By Sarah Whittington | 11 February 2011
Christian Aid has a long and interesting history with the World Bank. For years it was the focus of our debt and trade campaigns. Now our climate campaign has brought us back together.
So why has an institution set up to end poverty been a recurring target of our campaigning in the last 15 years?
Repeatedly, and in the face of significant opposition from the very communities affected by its policies, the Bank has persisted with a prescriptive, one-size-fits-all approach to fighting poverty that's actually been damaging to many poor countries.
One of the Bank's major roles is to make loans to poor countries so that they can pay for their own development.

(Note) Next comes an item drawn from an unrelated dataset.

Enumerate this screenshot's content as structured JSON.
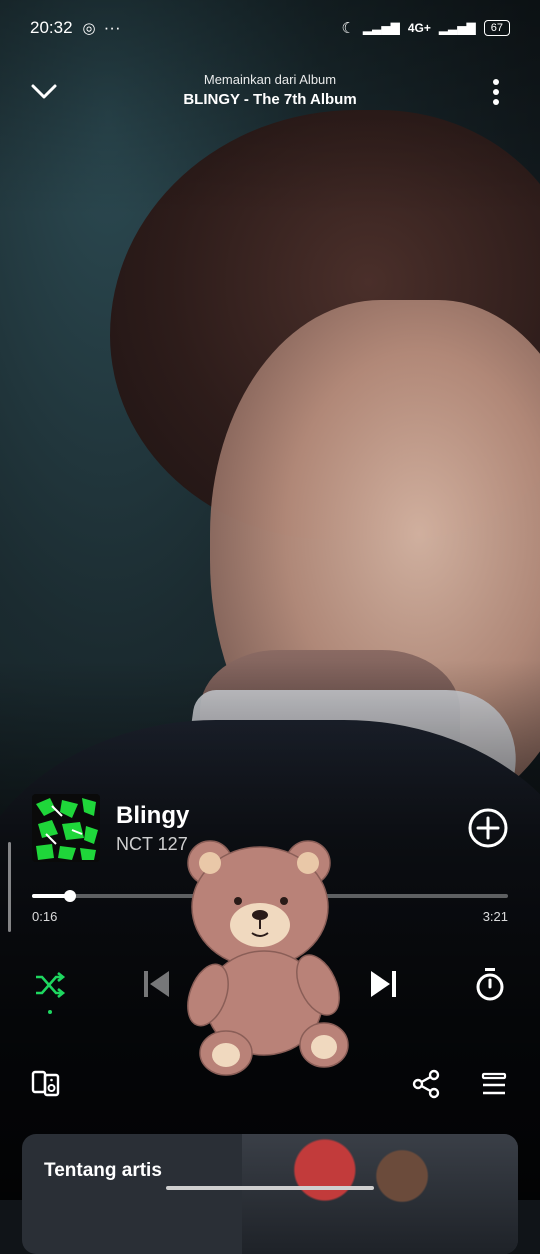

Yet the Bank has a history of making poor-country governments agree to significant economic policy changes before they could see any money.

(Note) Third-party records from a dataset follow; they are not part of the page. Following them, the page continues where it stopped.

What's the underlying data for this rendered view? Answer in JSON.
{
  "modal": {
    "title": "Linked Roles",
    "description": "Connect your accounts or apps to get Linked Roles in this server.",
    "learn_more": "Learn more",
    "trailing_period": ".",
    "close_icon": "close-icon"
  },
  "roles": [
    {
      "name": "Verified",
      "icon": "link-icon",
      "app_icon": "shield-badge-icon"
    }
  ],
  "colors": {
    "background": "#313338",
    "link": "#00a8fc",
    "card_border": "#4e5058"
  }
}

Typically, governments would be forced to privatise key industries, open their markets to foreign companies (rather than protecting domestic firms) and export raw materials cheaply.
These were policies that often led to wage cuts, unemployment, higher food prices and reduced health and education services. Yet the Bank stuck to the liberalisation script.

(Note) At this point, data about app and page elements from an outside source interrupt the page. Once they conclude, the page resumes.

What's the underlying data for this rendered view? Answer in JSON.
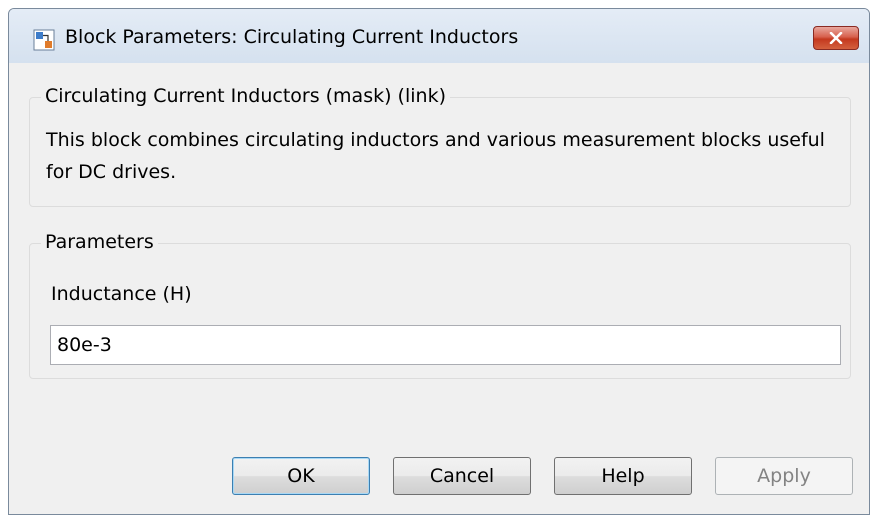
{
  "window": {
    "title": "Block Parameters: Circulating Current Inductors"
  },
  "description_group": {
    "title": "Circulating Current Inductors (mask) (link)",
    "text": "This block combines circulating inductors and various measurement blocks useful for DC drives."
  },
  "parameters_group": {
    "title": "Parameters",
    "fields": [
      {
        "label": "Inductance (H)",
        "value": "80e-3"
      }
    ]
  },
  "buttons": {
    "ok": "OK",
    "cancel": "Cancel",
    "help": "Help",
    "apply": "Apply"
  },
  "icons": {
    "app": "simulink-block-icon",
    "close": "close-icon"
  },
  "colors": {
    "close_button": "#c4391f",
    "default_button_border": "#3c7fb1",
    "disabled_text": "#838383"
  }
}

Naturally, over and again, we have had to speak out.
In 1994, to mark the Bank's 50th anniversary, we sent thousands of birthday cards calling for an end to the Bank's conditionality. This led to reform of the World Bank being put on government agendas and eventually helped to change economic policy.
We also helped set up Jubilee 2000 to call for developing country debts to be dropped altogether.
Not only have they been successful, but our brushes with the Bank have produced some landmarks in the fight against poverty.
The Drop the Debt campaign changed western attitudes to poor-country debt forever, while in 2006 our Trade Justice campaign resulted in the UK government withholding £50m of funding from the Bank in protest over its insistence on imposing economic conditions on poor countries' trade.
Today our focus is still on how the World Bank distributes money. But this time it's from a climate change point of view.
The Bank has a damning record of funding fossil fuel projects in poor countries - despite people in poor countries saying that clean, reliable energy offers them a more sustainable route out of poverty.
Now's your chance to join our campaign and demand the World Bank supports low-carbon development and ensure better access to energy for the poor.
Our history of engagement with the World Bank has proven time and again that campaigning works. And we are hopeful that, with your help, in 2011 we'll influence the World Bank again as it reviews its energy policy, and help secure a brighter future for the world's poor.